Dataset records:
------------------------------
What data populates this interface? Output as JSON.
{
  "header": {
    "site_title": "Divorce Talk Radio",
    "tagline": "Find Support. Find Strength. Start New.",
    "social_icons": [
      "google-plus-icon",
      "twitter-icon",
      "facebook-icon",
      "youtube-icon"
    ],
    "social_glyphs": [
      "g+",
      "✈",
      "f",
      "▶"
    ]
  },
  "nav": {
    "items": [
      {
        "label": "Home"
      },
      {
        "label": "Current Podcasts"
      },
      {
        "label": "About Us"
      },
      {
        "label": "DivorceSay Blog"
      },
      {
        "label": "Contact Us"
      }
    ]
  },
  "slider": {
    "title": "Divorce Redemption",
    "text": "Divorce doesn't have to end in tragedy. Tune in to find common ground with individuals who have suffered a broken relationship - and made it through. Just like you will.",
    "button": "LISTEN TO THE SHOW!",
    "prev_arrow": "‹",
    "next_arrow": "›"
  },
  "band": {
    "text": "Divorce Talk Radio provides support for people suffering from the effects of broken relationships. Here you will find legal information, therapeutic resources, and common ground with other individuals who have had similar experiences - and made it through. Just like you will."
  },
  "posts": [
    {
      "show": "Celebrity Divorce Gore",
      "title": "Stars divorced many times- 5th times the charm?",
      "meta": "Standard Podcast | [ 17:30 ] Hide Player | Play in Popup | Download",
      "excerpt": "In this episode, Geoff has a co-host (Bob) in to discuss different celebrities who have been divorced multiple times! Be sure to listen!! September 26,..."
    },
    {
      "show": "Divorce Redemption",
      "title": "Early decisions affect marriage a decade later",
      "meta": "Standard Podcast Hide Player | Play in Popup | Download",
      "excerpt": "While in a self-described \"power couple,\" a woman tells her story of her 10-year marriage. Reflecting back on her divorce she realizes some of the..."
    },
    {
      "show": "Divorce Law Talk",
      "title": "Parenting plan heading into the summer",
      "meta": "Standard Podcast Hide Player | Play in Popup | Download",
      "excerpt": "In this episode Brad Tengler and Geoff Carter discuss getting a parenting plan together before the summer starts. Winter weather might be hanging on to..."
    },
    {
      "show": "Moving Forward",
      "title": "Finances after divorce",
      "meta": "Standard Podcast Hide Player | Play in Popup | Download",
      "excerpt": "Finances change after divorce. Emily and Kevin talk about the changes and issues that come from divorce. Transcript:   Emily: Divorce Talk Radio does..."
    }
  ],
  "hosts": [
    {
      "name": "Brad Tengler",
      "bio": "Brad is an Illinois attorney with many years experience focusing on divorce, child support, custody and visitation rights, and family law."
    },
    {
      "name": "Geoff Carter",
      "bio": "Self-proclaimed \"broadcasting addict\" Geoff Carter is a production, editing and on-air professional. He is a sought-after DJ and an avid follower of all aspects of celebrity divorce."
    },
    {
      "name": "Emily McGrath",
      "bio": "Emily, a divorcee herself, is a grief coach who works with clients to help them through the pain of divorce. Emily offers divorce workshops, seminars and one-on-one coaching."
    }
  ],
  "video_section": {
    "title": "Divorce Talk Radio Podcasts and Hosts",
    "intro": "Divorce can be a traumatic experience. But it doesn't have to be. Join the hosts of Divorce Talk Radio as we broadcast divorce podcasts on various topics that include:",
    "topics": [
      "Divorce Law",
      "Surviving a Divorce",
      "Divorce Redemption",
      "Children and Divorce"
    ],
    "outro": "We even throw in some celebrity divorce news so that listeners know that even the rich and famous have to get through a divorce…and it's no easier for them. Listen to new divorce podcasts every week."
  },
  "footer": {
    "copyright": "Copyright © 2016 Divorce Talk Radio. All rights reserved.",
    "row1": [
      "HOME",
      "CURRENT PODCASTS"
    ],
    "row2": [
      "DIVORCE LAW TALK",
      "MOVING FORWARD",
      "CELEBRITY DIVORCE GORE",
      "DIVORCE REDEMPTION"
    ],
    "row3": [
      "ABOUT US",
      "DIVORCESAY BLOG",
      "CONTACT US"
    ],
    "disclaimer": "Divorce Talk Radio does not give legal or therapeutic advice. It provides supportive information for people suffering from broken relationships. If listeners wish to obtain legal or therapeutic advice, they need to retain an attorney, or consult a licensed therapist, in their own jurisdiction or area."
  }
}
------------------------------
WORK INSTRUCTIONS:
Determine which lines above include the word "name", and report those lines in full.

RESULT BELOW:
      "name": "Brad Tengler",
      "name": "Geoff Carter",
      "name": "Emily McGrath",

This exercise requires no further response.